Kia ora koutou
I walked through Harakeke today and the hub was so calm and tranquil. Everywhere I looked, children had their heads down, were engaged in their tasks and working quietly. What a great learning environment! There is nothing more exciting for a principal than to see students deeply engaged in learning. Congratulations to all the teachers and students of Harakeke Hub.
I am sorry to have to let you know that Te Rito teacher, Anna-Maria Hackl, will be leaving us at the end of term 1. Her partner has gained work back in the Netherlands and they will both be returning home. It has been great having Anna-Maria with us; there is no doubt that she will be greatly missed. We are grateful that we were able to have her working here, even if it was only for a little while. We wish her all the very best for her future in education. Amaria Picard will be returning to Te Rito. She worked in Te Rito prior to going on maternity leave at the beginning of 2017, so she knows the ropes and has worked closely with Gemma in the past. We think the decision to put her in Te Rito will enable continuity and a minimum of disruption. We are confident of a strong transition. Bon voyage, Anna-Maria! Ka kite ano. Hope to see you again one day.
In the last digest, I spoke about school reporting and the decision we will have to make about whether to continue with overall teacher judgements (below, at or above) against national standards in reading, writing and maths. Since then I have been talking to students from years 3 – 6 to explore their views about school reports. Several things have stood out for me. The first is that quite a number of children do not get to see their reports – they had no idea what their reports look like or what they say. Our view is that school reports are first and foremost for students and then for parents second. We have a view that students are “insiders” in their learning. Therefore, they should be included in information about their learning. The second thing is how thoughtful many children are about their learning. The older students (particularly) communicated very clearly that they want to receive specific information in their reports which tells them how to improve.

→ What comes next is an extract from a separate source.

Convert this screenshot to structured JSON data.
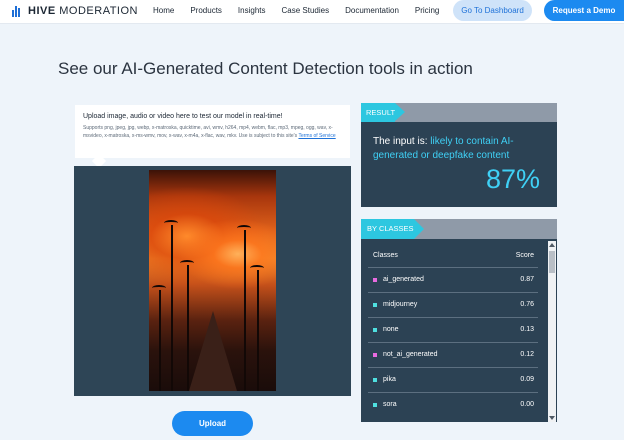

The third thing was that, in general, children found the OTJ statements in relation to National Standards reasonably helpful because they give them information about the areas they need to improve in. This was surprising to me. Children said that even if the report tells them they are below, that is still helpful, because they now know what they need to improve at. I have not fully analysed the data from the student surveys, but those are my main impressions so far. Talking with the students reminded me that so often we underestimate what children are able to articulate and understand about their learning.
I am off to Auckland for a family wedding and then a bit of a road trip with my husband around the Bay of Plenty. So looking forward to the Easter Break!

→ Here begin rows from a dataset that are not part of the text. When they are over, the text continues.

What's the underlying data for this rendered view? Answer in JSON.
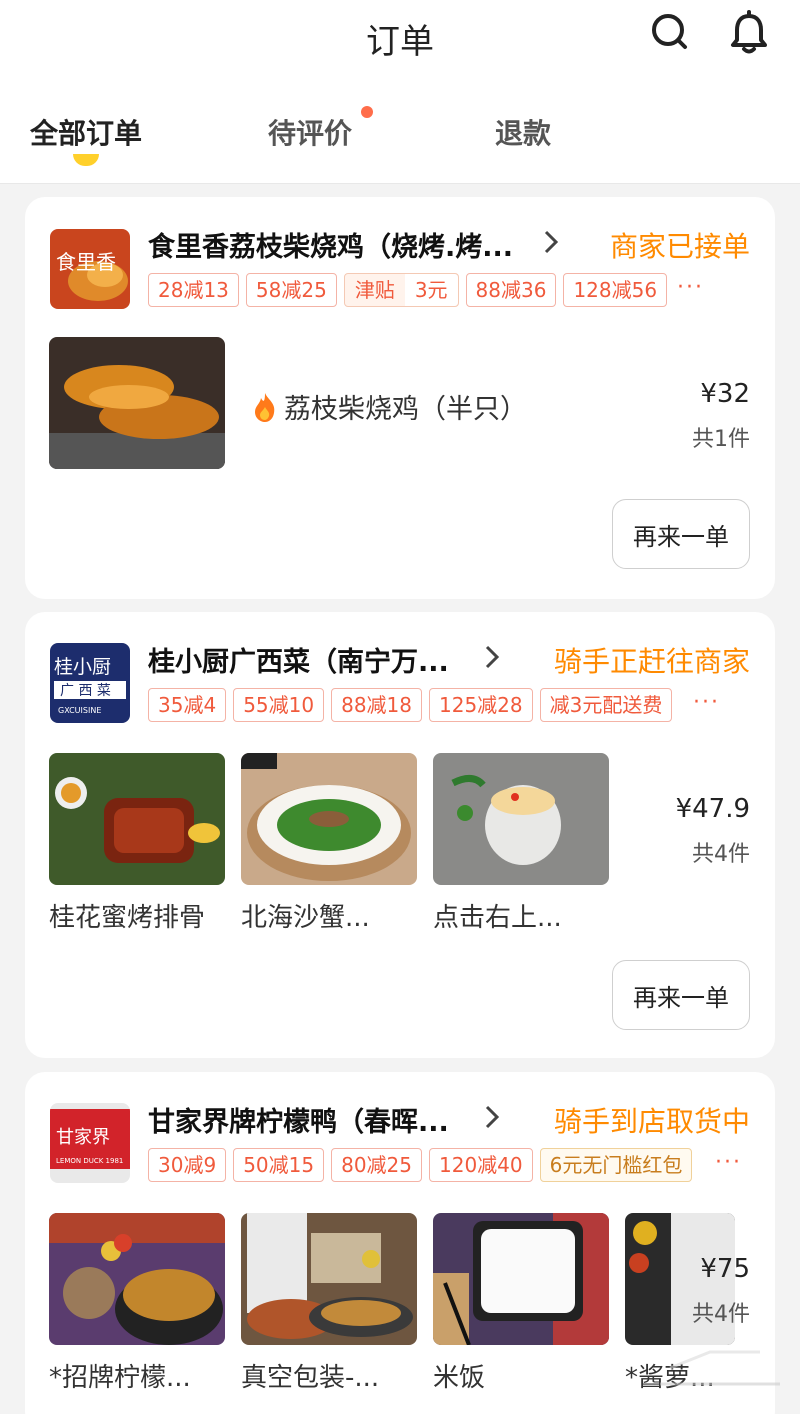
{
  "header": {
    "title": "订单",
    "search_icon": "search-icon",
    "bell_icon": "bell-icon"
  },
  "tabs": [
    {
      "label": "全部订单",
      "active": true
    },
    {
      "label": "待评价",
      "has_dot": true
    },
    {
      "label": "退款"
    }
  ],
  "colors": {
    "accent_yellow": "#ffd02b",
    "status_orange": "#ff8a00",
    "promo_red": "#f05a3c",
    "background": "#f3f3f3"
  },
  "orders": [
    {
      "store_name": "食里香荔枝柴烧鸡（烧烤.烤...",
      "status": "商家已接单",
      "promos": [
        "28减13",
        "58减25",
        "88减36",
        "128减56"
      ],
      "subsidy": {
        "label": "津贴",
        "value": "3元"
      },
      "more": "···",
      "item_name": "荔枝柴烧鸡（半只）",
      "price": "¥32",
      "count": "共1件",
      "reorder_label": "再来一单"
    },
    {
      "store_name": "桂小厨广西菜（南宁万...",
      "status": "骑手正赶往商家",
      "promos": [
        "35减4",
        "55减10",
        "88减18",
        "125减28",
        "减3元配送费"
      ],
      "more": "···",
      "items": [
        "桂花蜜烤排骨",
        "北海沙蟹...",
        "点击右上..."
      ],
      "price": "¥47.9",
      "count": "共4件",
      "reorder_label": "再来一单"
    },
    {
      "store_name": "甘家界牌柠檬鸭（春晖...",
      "status": "骑手到店取货中",
      "promos": [
        "30减9",
        "50减15",
        "80减25",
        "120减40"
      ],
      "gold_promo": "6元无门槛红包",
      "more": "···",
      "items": [
        "*招牌柠檬...",
        "真空包装-...",
        "米饭",
        "*酱萝..."
      ],
      "price": "¥75",
      "count": "共4件"
    }
  ]
}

Wishing you all the best for a very happy Easter. Travel safe!
Ka kite ano